(Interface dataset entries)
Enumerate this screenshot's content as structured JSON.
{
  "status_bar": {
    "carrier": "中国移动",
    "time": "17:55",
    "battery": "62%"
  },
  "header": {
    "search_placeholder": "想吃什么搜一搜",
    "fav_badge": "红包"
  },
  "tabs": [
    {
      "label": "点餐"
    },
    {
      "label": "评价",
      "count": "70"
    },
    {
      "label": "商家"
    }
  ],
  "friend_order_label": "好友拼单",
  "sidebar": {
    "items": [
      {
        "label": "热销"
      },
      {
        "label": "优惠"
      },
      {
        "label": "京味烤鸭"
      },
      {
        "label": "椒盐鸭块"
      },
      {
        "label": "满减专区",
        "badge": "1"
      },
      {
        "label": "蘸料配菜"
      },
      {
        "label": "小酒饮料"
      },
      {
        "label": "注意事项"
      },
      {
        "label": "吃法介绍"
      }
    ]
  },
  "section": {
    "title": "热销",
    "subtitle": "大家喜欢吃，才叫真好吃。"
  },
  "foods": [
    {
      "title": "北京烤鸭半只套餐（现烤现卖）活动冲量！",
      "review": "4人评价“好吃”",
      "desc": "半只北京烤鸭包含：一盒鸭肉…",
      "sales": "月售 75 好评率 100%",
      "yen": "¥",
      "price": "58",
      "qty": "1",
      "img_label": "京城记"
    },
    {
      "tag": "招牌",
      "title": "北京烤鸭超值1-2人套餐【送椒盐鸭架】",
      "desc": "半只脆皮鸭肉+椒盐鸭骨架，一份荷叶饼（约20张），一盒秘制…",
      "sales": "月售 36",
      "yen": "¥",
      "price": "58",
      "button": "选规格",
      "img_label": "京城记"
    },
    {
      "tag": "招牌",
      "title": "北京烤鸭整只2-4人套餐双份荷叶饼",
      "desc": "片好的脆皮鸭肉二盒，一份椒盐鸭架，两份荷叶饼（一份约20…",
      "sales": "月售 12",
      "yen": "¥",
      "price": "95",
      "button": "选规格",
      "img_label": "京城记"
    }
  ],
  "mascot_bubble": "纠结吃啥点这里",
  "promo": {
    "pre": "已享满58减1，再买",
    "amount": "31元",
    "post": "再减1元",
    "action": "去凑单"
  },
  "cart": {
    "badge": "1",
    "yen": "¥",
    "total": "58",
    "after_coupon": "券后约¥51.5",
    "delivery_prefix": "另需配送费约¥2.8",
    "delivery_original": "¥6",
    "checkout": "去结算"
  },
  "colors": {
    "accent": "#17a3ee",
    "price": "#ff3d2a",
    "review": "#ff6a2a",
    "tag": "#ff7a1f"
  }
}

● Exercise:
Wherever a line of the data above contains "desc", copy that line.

● Result for this exercise:
      "desc": "半只北京烤鸭包含：一盒鸭肉…",
      "desc": "半只脆皮鸭肉+椒盐鸭骨架，一份荷叶饼（约20张），一盒秘制…",
      "desc": "片好的脆皮鸭肉二盒，一份椒盐鸭架，两份荷叶饼（一份约20…",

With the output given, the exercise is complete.